Sports

Picking Splinters: Wintry Mix Mailbag

Mike,

What’s your take on the potential 96-team NCAA Tournament? Is it a good idea? Can’t be such a thing as too much good college basketball, can there?

Bob K.

I think the key there, Bob, is the word “good.”

Adding 32 additional teams to the NCAA Tournament would essentially incorporate the entire N.I.T. field into the Big Dance. You know the N.I.T., right? That’s the tournament for teams that stunk too bad to make the real tournament everyone cares about in March. Are there good teams that would be included? Sure. Maybe four of them. And yes, it would eliminate the debate about the final four or five teams that missed the NCAA field on Selection Sunday. But what about the other 28 thoroughly mediocre teams that now get a pass for not performing during their regular season or conference tournament?

In such a scenario this year, North Carolina would likely still make the field. Maryland, itself no lock for the NCAA Tournament this season, just ran the Tar Heels out of their building with a 21-point drubbing. And you’re telling me they should get to play for the national title? Please. There are only 347 Division I basketball teams. So more than a quarter of them get a shot at the championship? Who cooked up this plan, Karl Marx?
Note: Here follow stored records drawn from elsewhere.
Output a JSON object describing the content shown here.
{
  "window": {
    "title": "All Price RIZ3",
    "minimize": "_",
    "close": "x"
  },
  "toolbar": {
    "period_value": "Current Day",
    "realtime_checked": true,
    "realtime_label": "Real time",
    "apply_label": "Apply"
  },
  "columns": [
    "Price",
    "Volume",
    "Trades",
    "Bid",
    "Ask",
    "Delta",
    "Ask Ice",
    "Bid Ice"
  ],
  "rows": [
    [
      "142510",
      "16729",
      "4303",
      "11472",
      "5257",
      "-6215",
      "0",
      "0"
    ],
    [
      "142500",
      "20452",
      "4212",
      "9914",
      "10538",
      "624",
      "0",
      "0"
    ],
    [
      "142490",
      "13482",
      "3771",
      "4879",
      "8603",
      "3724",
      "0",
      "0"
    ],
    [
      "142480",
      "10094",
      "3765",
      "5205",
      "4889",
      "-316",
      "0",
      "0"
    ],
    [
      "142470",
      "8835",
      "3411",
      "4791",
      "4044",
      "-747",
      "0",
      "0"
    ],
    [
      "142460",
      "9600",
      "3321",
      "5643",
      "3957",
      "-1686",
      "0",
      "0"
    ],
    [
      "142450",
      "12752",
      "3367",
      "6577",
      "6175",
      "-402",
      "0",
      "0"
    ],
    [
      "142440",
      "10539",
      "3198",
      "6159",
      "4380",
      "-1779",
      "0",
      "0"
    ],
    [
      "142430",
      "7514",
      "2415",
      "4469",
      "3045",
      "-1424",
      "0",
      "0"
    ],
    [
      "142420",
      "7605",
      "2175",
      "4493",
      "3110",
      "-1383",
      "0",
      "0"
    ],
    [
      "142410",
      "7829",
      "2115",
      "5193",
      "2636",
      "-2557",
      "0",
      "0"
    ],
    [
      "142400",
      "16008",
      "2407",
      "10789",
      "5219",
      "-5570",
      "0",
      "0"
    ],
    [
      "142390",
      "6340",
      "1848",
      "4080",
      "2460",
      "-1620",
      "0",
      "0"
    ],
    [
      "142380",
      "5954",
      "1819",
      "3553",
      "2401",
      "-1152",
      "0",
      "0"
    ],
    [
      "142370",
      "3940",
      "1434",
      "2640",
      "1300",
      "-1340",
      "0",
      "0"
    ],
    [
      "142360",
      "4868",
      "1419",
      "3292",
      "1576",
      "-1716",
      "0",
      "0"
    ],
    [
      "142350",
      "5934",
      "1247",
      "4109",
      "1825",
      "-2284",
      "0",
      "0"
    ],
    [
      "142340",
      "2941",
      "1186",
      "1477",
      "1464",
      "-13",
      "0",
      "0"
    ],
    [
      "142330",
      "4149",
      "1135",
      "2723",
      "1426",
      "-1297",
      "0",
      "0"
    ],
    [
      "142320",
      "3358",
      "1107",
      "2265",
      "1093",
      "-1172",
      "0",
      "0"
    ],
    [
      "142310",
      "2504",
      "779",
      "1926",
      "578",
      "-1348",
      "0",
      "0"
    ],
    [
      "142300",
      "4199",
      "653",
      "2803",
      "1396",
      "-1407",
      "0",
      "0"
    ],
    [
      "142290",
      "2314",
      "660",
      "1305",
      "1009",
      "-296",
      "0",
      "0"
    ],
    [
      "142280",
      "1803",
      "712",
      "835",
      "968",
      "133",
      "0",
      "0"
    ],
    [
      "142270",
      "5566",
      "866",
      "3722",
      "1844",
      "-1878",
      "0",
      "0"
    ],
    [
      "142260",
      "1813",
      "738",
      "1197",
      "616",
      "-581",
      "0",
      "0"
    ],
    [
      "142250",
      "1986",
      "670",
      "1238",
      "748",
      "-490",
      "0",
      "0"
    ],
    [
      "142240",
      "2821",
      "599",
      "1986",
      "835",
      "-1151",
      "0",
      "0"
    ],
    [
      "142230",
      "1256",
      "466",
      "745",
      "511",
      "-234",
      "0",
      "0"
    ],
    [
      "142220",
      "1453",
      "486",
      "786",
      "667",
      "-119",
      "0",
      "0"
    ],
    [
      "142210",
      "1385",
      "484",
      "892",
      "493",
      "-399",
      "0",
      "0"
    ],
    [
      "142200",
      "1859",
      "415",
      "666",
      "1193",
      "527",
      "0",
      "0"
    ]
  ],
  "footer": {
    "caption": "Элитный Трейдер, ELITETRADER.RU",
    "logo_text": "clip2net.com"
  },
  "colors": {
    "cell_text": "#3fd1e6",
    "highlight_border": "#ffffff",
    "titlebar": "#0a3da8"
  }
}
The biggest problem I have with any potential expansion is that it flies in the face of just about every argument the NCAA cooks up to defend the BCS system for its football teams.

A 96-team tournament would require some schools to miss an additional week of classes, in addition to the current three weeks, to accommodate travel. That’s almost a month of classes. But the NCAA steadfastly refuses to even have a Final Four-style playoff in football for fear of depriving its teams of time in the classroom. We know the NCAA is a cash-hungry organization that has little to no interest in its athletes beyond their immediate revenue-generating potential, but please, guys, at least get the rationale for your money-making schemes to be consistent before you float the idea to the public.

 

Hume,

We’ve heard plenty about the Hoyas. But what about the Patriots? George Mason is at the top of the CAA again. What can we expect in March?

Jim L.

I don’t think the Patriots are a lock for the NCAAs just yet, particularly after losses to Georgia State and Drexel, but they have a lot of good assets in place for the future. The CAA isn’t the beast it was a few years back, but there are some good teams in there with Old Dominion and Northeastern chief among them. And the Patriots have more than a few statistical shortcomings. Namely, they can’t shoot from the field (just 46.5 percent inside the arc), don’t rebound on defense (269th in the nation per KenPom.com) and can’t shoot from the foul line (65 percent).

GMU’s biggest problem this year, but biggest boon for beyond, is their youth. Mason ranks as the 324th most experienced squad in the country. That factor has shown up in their lack of consistency, beating Indiana, Creighton and ODU, but losing to Radford by 27. That was a similar story with, wait for it, the Georgetown Hoyas last year, and just look at their season in 2009-10. I’d be excited to see Mason next season and like their chances as a NCAA Tournament contender.

 

Mr. Hume,

You’ve often advocated for the Caps to trade for a defenseman, but through Sunday they’d won 14 in a row, including two against the rival Pittsburgh Penguins. Still think they need something extra?

Bruce B.

Here’s the thing about the epic, legendary, superlative-rific clash with Pittsburgh on Sunday: The Caps defenders got abused for the first 40 minutes. The Penguins forecheck was buzzing and turnovers by Washington blueliners unable to clear the zone directly resulted in two goals.

I know the Caps have been hot, but I still think they need a positionally sound, puck-moving defenseman to round out their roster for the playoffs. The price tag on such players is always high though, and if George McPhee feels the Caps’ window for the Cup extends well past this season, he may decide to stand pat at the trade deadline and see what happens. If the price were low enough for a guy like Tomas Kaberle or Scott Niedermayer though, I’d strongly think about pulling the trigger.